Staff at Holy Family have identified an innovative solution to keep residents safe, while maintaining their dignity.

It is truly only a watchful eye that would catch such a thing: falls for our residents at Holy Family Hospital increased between the hours of 4 to 8 p.m.

And then perhaps it is only a compassionate heart that would implement a deceptively simple idea to help remedy this issue: have volunteers keep an extra eye on residents during these times to help reduce the frequency of falls.

While fall prevention programs are quite common in hospitals and residential care homes around the world, the current practice of using restraints in residential care to prevent falls is in direct contradiction of our Elder Care Program’s Residential Care for Me work, and its supporting Megamorphosis quality improvement process, which is defined by meaningful moments, resident-led engagement and home being a feeling.

“We do not have people restrained,” says Rae Johnson, site leader, Holy Family Hospital. “It’s better for residents to continue to walk, to continue to be mobile, as this helps them to be less likely to fall. But even when they have good mobility, they are still at risk.”

The best fall prevention strategy for older adults, and especially for those with dementia, is increased supervision. However, increased supervision means increased staff which, because of budget and staffing, isn’t always possible.

Which is what makes the solution so wonderfully basic: keen volunteers provide supervision and added focus on common risk factors like ensuring wheelchair brakes are on, or that belongings and call bells are within reach, or that a resident isn’t straining to get up — essentially, they act as an extra pair of eyes to ensure residents’ safety and that no unnecessary risks are taken at a time of day when we know that our residents are becoming more tired and there are fewer activities to keep them occupied.

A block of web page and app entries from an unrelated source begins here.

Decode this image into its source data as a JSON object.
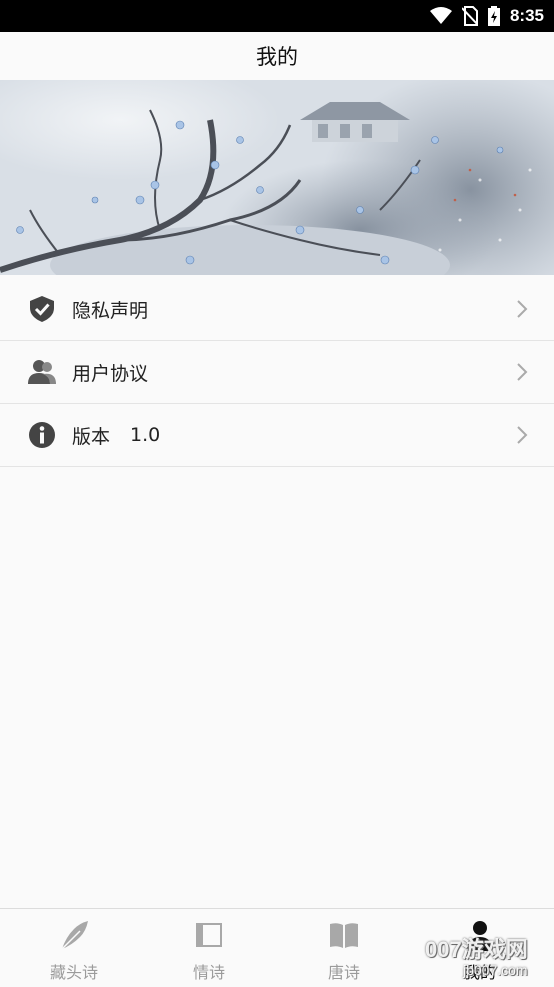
{
  "status_bar": {
    "time": "8:35",
    "icons": [
      "wifi-icon",
      "no-sim-icon",
      "battery-charging-icon"
    ]
  },
  "header": {
    "title": "我的"
  },
  "banner": {
    "alt": "ink-painting-banner"
  },
  "menu": {
    "items": [
      {
        "label": "隐私声明",
        "icon": "shield-check-icon"
      },
      {
        "label": "用户协议",
        "icon": "users-icon"
      },
      {
        "label": "版本",
        "value": "1.0",
        "icon": "info-icon"
      }
    ]
  },
  "tab_bar": {
    "tabs": [
      {
        "label": "藏头诗",
        "icon": "feather-icon",
        "active": false
      },
      {
        "label": "情诗",
        "icon": "book-icon",
        "active": false
      },
      {
        "label": "唐诗",
        "icon": "open-book-icon",
        "active": false
      },
      {
        "label": "我的",
        "icon": "person-icon",
        "active": true
      }
    ]
  },
  "watermark": {
    "top": "007游戏网",
    "bottom": "jb007.com"
  },
  "colors": {
    "background": "#fafafa",
    "text": "#222222",
    "inactive_tab": "#9b9b9b",
    "divider": "#e4e4e4"
  }
}
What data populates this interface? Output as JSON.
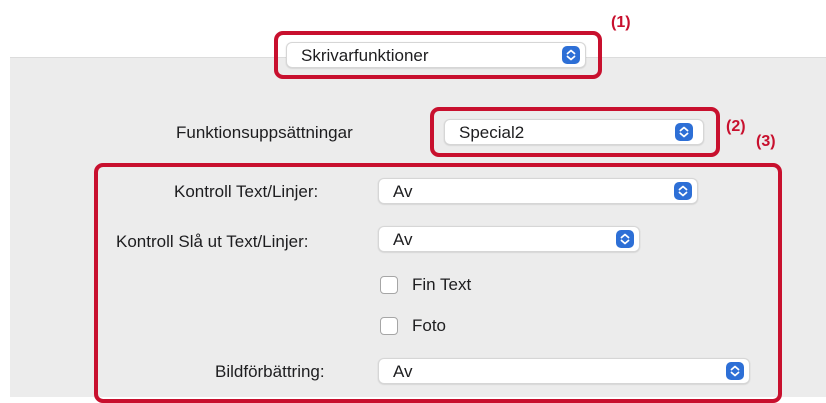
{
  "top_popup": {
    "value": "Skrivarfunktioner",
    "icon": "up-down-chevron-icon"
  },
  "feature_sets": {
    "label": "Funktionsuppsättningar",
    "value": "Special2",
    "icon": "up-down-chevron-icon"
  },
  "settings": {
    "text_lines_control": {
      "label": "Kontroll Text/Linjer:",
      "value": "Av"
    },
    "knockout_text_lines": {
      "label": "Kontroll Slå ut Text/Linjer:",
      "value": "Av"
    },
    "fine_text": {
      "label": "Fin Text",
      "checked": false
    },
    "photo": {
      "label": "Foto",
      "checked": false
    },
    "image_enhancement": {
      "label": "Bildförbättring:",
      "value": "Av"
    }
  },
  "callouts": {
    "c1": "(1)",
    "c2": "(2)",
    "c3": "(3)"
  },
  "colors": {
    "callout_red": "#c8102e",
    "accent_blue": "#2d6fd6",
    "panel_bg": "#ececec"
  }
}
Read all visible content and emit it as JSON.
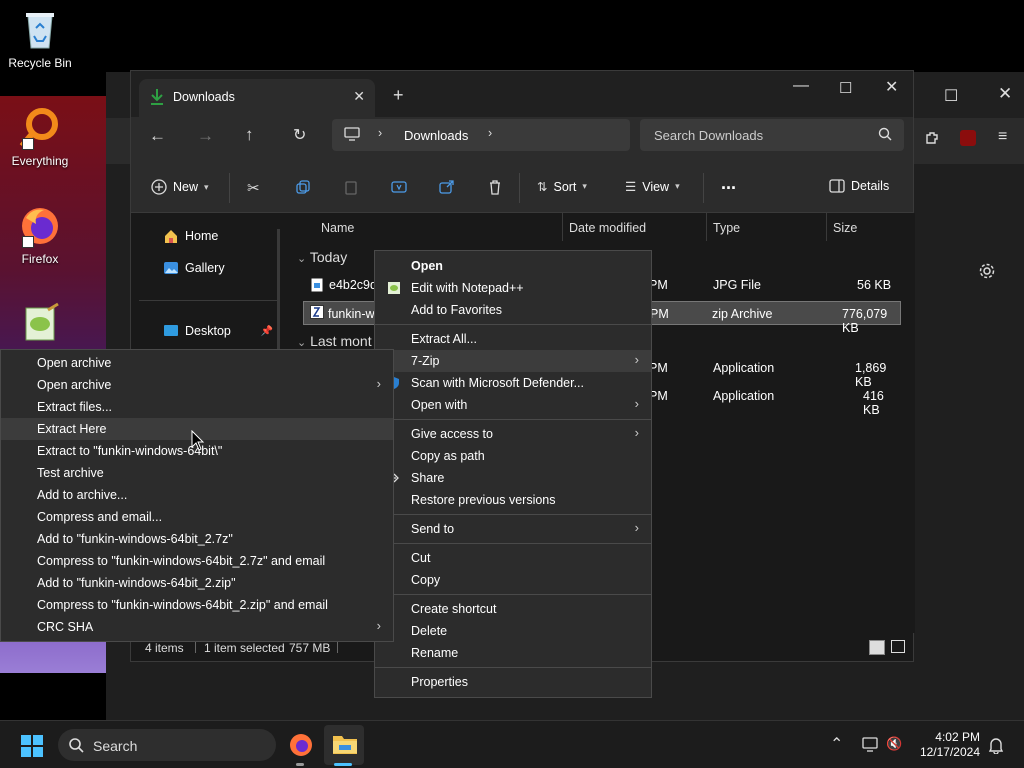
{
  "desktop": {
    "icons": [
      {
        "label": "Recycle Bin"
      },
      {
        "label": "Everything"
      },
      {
        "label": "Firefox"
      }
    ]
  },
  "explorer": {
    "tab_title": "Downloads",
    "breadcrumb": "Downloads",
    "search_placeholder": "Search Downloads",
    "toolbar": {
      "new_label": "New",
      "sort_label": "Sort",
      "view_label": "View",
      "more_label": "...",
      "details_label": "Details"
    },
    "sidebar": {
      "home": "Home",
      "gallery": "Gallery",
      "desktop": "Desktop"
    },
    "columns": {
      "name": "Name",
      "date": "Date modified",
      "type": "Type",
      "size": "Size"
    },
    "groups": {
      "today": "Today",
      "last_month": "Last mont"
    },
    "rows": [
      {
        "name": "e4b2c9d",
        "date": "PM",
        "type": "JPG File",
        "size": "56 KB"
      },
      {
        "name": "funkin-w",
        "date": "PM",
        "type": "zip Archive",
        "size": "776,079 KB"
      },
      {
        "date": "PM",
        "type": "Application",
        "size": "1,869 KB"
      },
      {
        "date": "PM",
        "type": "Application",
        "size": "416 KB"
      }
    ],
    "status": {
      "items": "4 items",
      "selected": "1 item selected",
      "size": "757 MB"
    }
  },
  "context_menu": {
    "items": [
      "Open",
      "Edit with Notepad++",
      "Add to Favorites",
      "Extract All...",
      "7-Zip",
      "Scan with Microsoft Defender...",
      "Open with",
      "Give access to",
      "Copy as path",
      "Share",
      "Restore previous versions",
      "Send to",
      "Cut",
      "Copy",
      "Create shortcut",
      "Delete",
      "Rename",
      "Properties"
    ]
  },
  "zip_menu": {
    "items": [
      "Open archive",
      "Open archive",
      "Extract files...",
      "Extract Here",
      "Extract to \"funkin-windows-64bit\\\"",
      "Test archive",
      "Add to archive...",
      "Compress and email...",
      "Add to \"funkin-windows-64bit_2.7z\"",
      "Compress to \"funkin-windows-64bit_2.7z\" and email",
      "Add to \"funkin-windows-64bit_2.zip\"",
      "Compress to \"funkin-windows-64bit_2.zip\" and email",
      "CRC SHA"
    ]
  },
  "taskbar": {
    "search_label": "Search",
    "time": "4:02 PM",
    "date": "12/17/2024"
  },
  "colors": {
    "accent_green": "#2ea043",
    "folder_yellow": "#f2c14e",
    "menu_bg": "#2c2c2c"
  }
}
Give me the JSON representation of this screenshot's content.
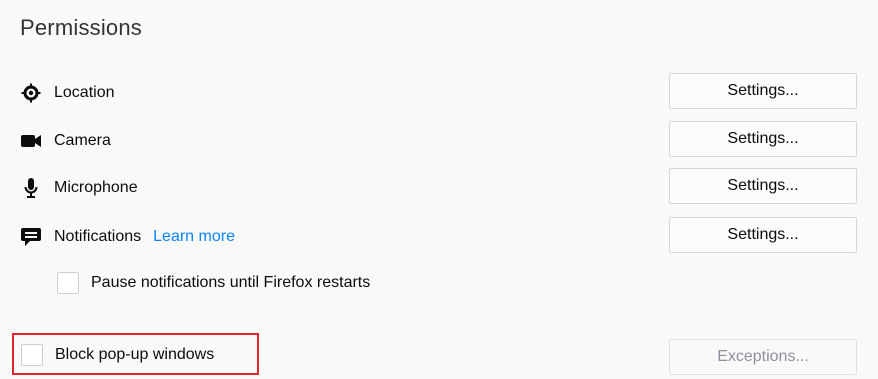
{
  "section": {
    "title": "Permissions"
  },
  "permissions": [
    {
      "icon": "location-icon",
      "label": "Location",
      "button": "Settings..."
    },
    {
      "icon": "camera-icon",
      "label": "Camera",
      "button": "Settings..."
    },
    {
      "icon": "microphone-icon",
      "label": "Microphone",
      "button": "Settings..."
    },
    {
      "icon": "notifications-icon",
      "label": "Notifications",
      "link": "Learn more",
      "button": "Settings..."
    }
  ],
  "pause_notifications": {
    "label": "Pause notifications until Firefox restarts",
    "checked": false
  },
  "block_popups": {
    "label": "Block pop-up windows",
    "checked": false,
    "button": "Exceptions...",
    "button_enabled": false
  },
  "colors": {
    "link": "#0a84ff",
    "highlight_border": "#e3262d",
    "background": "#f9f9fa"
  }
}
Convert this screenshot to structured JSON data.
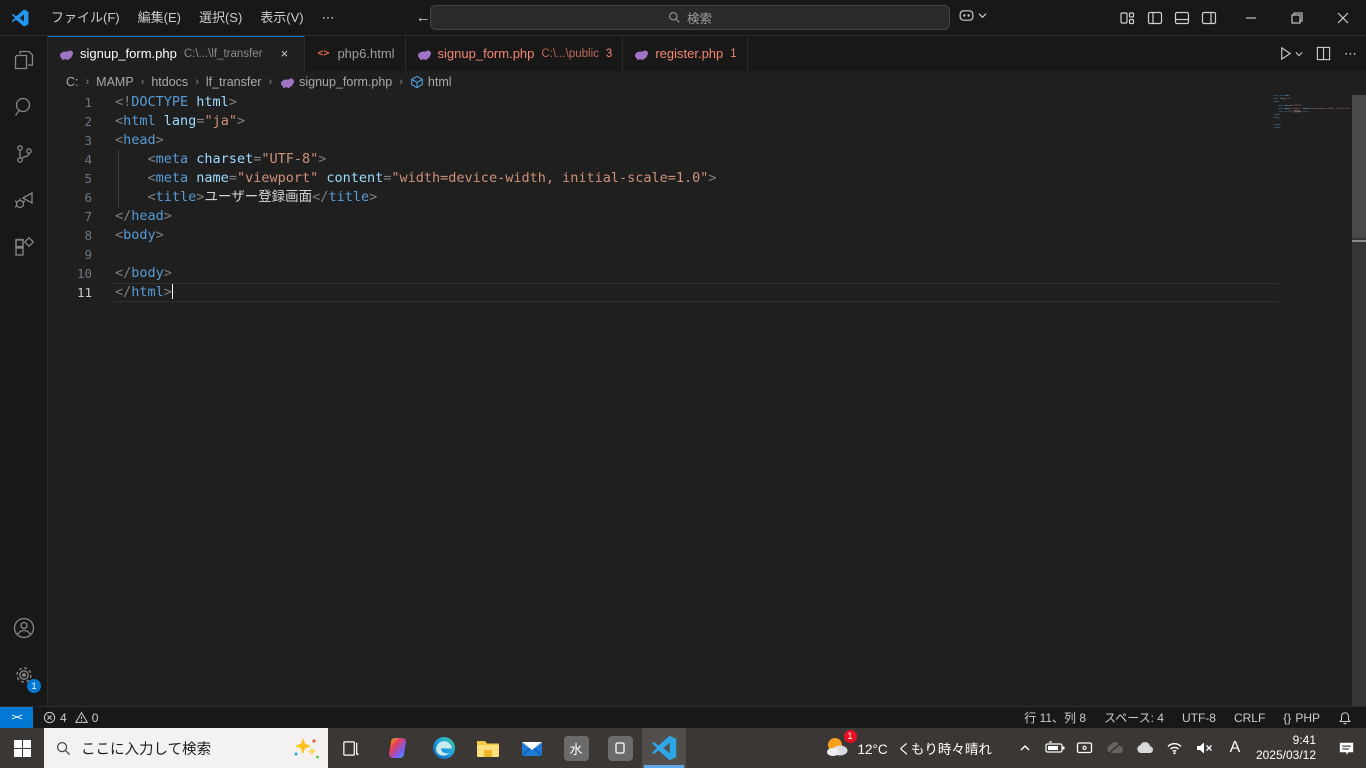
{
  "colors": {
    "accent": "#0078d4",
    "error_tab": "#f48771",
    "tag": "#569cd6",
    "attr": "#9cdcfe",
    "string": "#ce9178"
  },
  "title_bar": {
    "menus": [
      {
        "id": "file",
        "label": "ファイル(F)"
      },
      {
        "id": "edit",
        "label": "編集(E)"
      },
      {
        "id": "selection",
        "label": "選択(S)"
      },
      {
        "id": "view",
        "label": "表示(V)"
      },
      {
        "id": "more",
        "label": "⋯"
      }
    ],
    "search_placeholder": "検索"
  },
  "tab_bar": {
    "tabs": [
      {
        "label": "signup_form.php",
        "detail": "C:\\...\\lf_transfer",
        "icon": "php",
        "active": true,
        "error": false,
        "badge": "",
        "closable": true
      },
      {
        "label": "php6.html",
        "detail": "",
        "icon": "html",
        "active": false,
        "error": false,
        "badge": ""
      },
      {
        "label": "signup_form.php",
        "detail": "C:\\...\\public",
        "icon": "php",
        "active": false,
        "error": true,
        "badge": "3"
      },
      {
        "label": "register.php",
        "detail": "",
        "icon": "php",
        "active": false,
        "error": true,
        "badge": "1"
      }
    ]
  },
  "breadcrumb": {
    "items": [
      {
        "label": "C:",
        "icon": ""
      },
      {
        "label": "MAMP",
        "icon": ""
      },
      {
        "label": "htdocs",
        "icon": ""
      },
      {
        "label": "lf_transfer",
        "icon": ""
      },
      {
        "label": "signup_form.php",
        "icon": "php"
      },
      {
        "label": "html",
        "icon": "symbol-cube"
      }
    ]
  },
  "editor": {
    "lines": [
      {
        "n": "1",
        "tokens": [
          [
            "p",
            "<!"
          ],
          [
            "t",
            "DOCTYPE"
          ],
          [
            "a",
            " html"
          ],
          [
            "p",
            ">"
          ]
        ]
      },
      {
        "n": "2",
        "tokens": [
          [
            "p",
            "<"
          ],
          [
            "t",
            "html"
          ],
          [
            "a",
            " lang"
          ],
          [
            "p",
            "="
          ],
          [
            "s",
            "\"ja\""
          ],
          [
            "p",
            ">"
          ]
        ]
      },
      {
        "n": "3",
        "tokens": [
          [
            "p",
            "<"
          ],
          [
            "t",
            "head"
          ],
          [
            "p",
            ">"
          ]
        ]
      },
      {
        "n": "4",
        "tokens": [
          [
            "w",
            "    "
          ],
          [
            "p",
            "<"
          ],
          [
            "t",
            "meta"
          ],
          [
            "a",
            " charset"
          ],
          [
            "p",
            "="
          ],
          [
            "s",
            "\"UTF-8\""
          ],
          [
            "p",
            ">"
          ]
        ]
      },
      {
        "n": "5",
        "tokens": [
          [
            "w",
            "    "
          ],
          [
            "p",
            "<"
          ],
          [
            "t",
            "meta"
          ],
          [
            "a",
            " name"
          ],
          [
            "p",
            "="
          ],
          [
            "s",
            "\"viewport\""
          ],
          [
            "a",
            " content"
          ],
          [
            "p",
            "="
          ],
          [
            "s",
            "\"width=device-width, initial-scale=1.0\""
          ],
          [
            "p",
            ">"
          ]
        ]
      },
      {
        "n": "6",
        "tokens": [
          [
            "w",
            "    "
          ],
          [
            "p",
            "<"
          ],
          [
            "t",
            "title"
          ],
          [
            "p",
            ">"
          ],
          [
            "x",
            "ユーザー登録画面"
          ],
          [
            "p",
            "</"
          ],
          [
            "t",
            "title"
          ],
          [
            "p",
            ">"
          ]
        ]
      },
      {
        "n": "7",
        "tokens": [
          [
            "p",
            "</"
          ],
          [
            "t",
            "head"
          ],
          [
            "p",
            ">"
          ]
        ]
      },
      {
        "n": "8",
        "tokens": [
          [
            "p",
            "<"
          ],
          [
            "t",
            "body"
          ],
          [
            "p",
            ">"
          ]
        ]
      },
      {
        "n": "9",
        "tokens": []
      },
      {
        "n": "10",
        "tokens": [
          [
            "p",
            "</"
          ],
          [
            "t",
            "body"
          ],
          [
            "p",
            ">"
          ]
        ]
      },
      {
        "n": "11",
        "tokens": [
          [
            "p",
            "</"
          ],
          [
            "t",
            "html"
          ],
          [
            "p",
            ">"
          ]
        ],
        "current": true,
        "cursor": true
      }
    ]
  },
  "status_bar": {
    "errors": "4",
    "warnings": "0",
    "cursor_position": "行 11、列 8",
    "indentation": "スペース: 4",
    "encoding": "UTF-8",
    "eol": "CRLF",
    "language_icon": "{}",
    "language": "PHP"
  },
  "taskbar": {
    "search_placeholder": "ここに入力して検索",
    "apps": [
      {
        "icon": "copilot",
        "active": false
      },
      {
        "icon": "edge",
        "active": false
      },
      {
        "icon": "explorer",
        "active": false
      },
      {
        "icon": "mail",
        "active": false
      },
      {
        "icon": "kanji-sui",
        "glyph": "水",
        "active": false
      },
      {
        "icon": "widget-app",
        "active": false
      },
      {
        "icon": "vscode",
        "active": true
      }
    ],
    "weather_badge": "1",
    "weather_temp": "12°C",
    "weather_desc": "くもり時々晴れ",
    "tray_icons": [
      "chevron-up",
      "battery",
      "display",
      "onedrive-paused",
      "cloud",
      "wifi",
      "volume-muted",
      "ime-a"
    ],
    "ime_mode": "A",
    "time": "9:41",
    "date": "2025/03/12"
  }
}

The innovative Fall-unteer program was first implemented as a Research Challenge in 2015 and is scoring high marks as what may be Canada’s first program of its kind.

First and foremost, it’s working. Falls at Holy Family have already been reduced by 40% in areas where a program volunteer is present. Second, it was able to be implemented almost immediately, and lastly, it costs practically nothing.

Falls are the most common cause of injury and the sixth leading cause of death for elders. According to HealthLinkBC, one-third of people, aged 65 and over, will fall at least once a year. To be proactively working to minimize the opportunity for that to be the fate of our residents, while ensuring maintained mobility and dignity, perhaps feels like the biggest win of all.